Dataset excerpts
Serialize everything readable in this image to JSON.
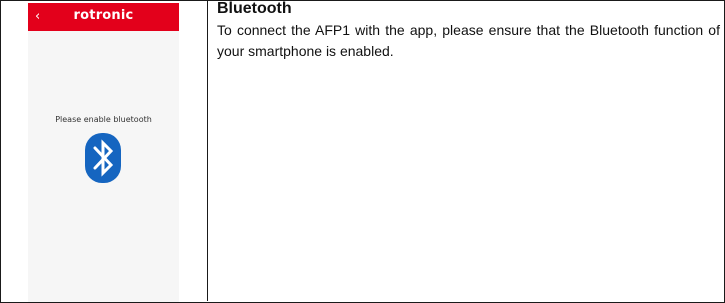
{
  "phone": {
    "back_icon": "‹",
    "brand": "rotronic",
    "prompt": "Please enable bluetooth",
    "icon": "bluetooth-icon",
    "header_color": "#e3001b",
    "icon_color": "#1565c0"
  },
  "section": {
    "heading": "Bluetooth",
    "text": "To connect the AFP1 with the app, please ensure that the Bluetooth function of your smartphone is enabled."
  }
}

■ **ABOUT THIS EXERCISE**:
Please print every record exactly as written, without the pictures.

■ **RESPONSE TO THIS EXERCISE**:
Serialize everything readable in this image to JSON.
{
  "phone": {
    "back_icon": "‹",
    "brand": "rotronic",
    "prompt": "Please enable bluetooth",
    "icon": "bluetooth-icon",
    "header_color": "#e3001b",
    "icon_color": "#1565c0"
  },
  "section": {
    "heading": "Bluetooth",
    "text": "To connect the AFP1 with the app, please ensure that the Bluetooth function of your smartphone is enabled."
  }
}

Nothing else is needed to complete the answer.